The Officers' Petition clause (see the Restoring Invalidly Amended Text pages) reduces the stagnant period while Americans wait for time to ‘turn over’ Congress or the Supreme Court, without imposing term limits. Because Congress has to comply, we don't have to wait for attrition for a possible invalid amendment to be addressed. And while we appoint judges for life to allow their personal views to insulate them from politics, allowing them time to process any information that might affect those views, our Justices are some of our best thinkers. We need to keep them thinking to have their best judgments. This clause requires them to keep thinking when text may have been invalidly amended.
The bench doesn't have to turn over to keep errors from being locked in for a generation.
The Officers' Petition clause uses a power already in the Constitution

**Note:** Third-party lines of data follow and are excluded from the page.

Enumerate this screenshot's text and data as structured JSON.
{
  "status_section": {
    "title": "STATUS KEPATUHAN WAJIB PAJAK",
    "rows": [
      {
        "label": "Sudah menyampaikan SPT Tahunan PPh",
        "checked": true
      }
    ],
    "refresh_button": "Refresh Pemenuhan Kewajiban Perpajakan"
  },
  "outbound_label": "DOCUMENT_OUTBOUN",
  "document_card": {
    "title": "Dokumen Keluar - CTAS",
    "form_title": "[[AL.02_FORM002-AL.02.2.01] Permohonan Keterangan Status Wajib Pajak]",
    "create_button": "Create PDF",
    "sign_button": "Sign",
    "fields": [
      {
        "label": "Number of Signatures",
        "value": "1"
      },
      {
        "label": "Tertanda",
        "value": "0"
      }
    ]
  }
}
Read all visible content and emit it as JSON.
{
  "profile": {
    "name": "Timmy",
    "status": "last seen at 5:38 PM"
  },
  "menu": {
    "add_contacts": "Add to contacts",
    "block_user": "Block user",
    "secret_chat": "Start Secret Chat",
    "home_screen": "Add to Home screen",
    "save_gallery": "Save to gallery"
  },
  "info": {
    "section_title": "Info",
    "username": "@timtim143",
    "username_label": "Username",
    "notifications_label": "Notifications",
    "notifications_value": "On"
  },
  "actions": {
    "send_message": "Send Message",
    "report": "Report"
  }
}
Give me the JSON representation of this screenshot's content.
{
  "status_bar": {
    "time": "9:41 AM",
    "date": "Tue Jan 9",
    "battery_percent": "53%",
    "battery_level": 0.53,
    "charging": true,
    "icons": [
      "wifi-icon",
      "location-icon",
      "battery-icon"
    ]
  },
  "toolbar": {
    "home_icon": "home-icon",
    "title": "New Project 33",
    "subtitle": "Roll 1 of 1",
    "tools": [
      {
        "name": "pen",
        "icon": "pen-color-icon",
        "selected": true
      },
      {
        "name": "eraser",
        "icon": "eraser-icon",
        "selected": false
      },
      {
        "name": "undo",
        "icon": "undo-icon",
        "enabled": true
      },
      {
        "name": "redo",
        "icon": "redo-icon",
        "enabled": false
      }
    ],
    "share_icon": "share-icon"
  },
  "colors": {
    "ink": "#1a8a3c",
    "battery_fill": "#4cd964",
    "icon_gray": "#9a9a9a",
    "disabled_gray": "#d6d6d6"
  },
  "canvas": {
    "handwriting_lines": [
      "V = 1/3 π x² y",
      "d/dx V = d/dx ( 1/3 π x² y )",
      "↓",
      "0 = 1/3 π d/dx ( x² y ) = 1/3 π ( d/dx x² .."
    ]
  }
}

to meet an obligation already in the Constitution.A term limits amendment for Congress would amend the Guarantee clause, reducing the public's right and power to elect freely, the republican form of government the Framers specifically guaranteed. Term limits for the Supreme Court would exactly reverse text in Article III, Section 1 (see The Term Limits Question).
No amendment of text in this amendment is that profound.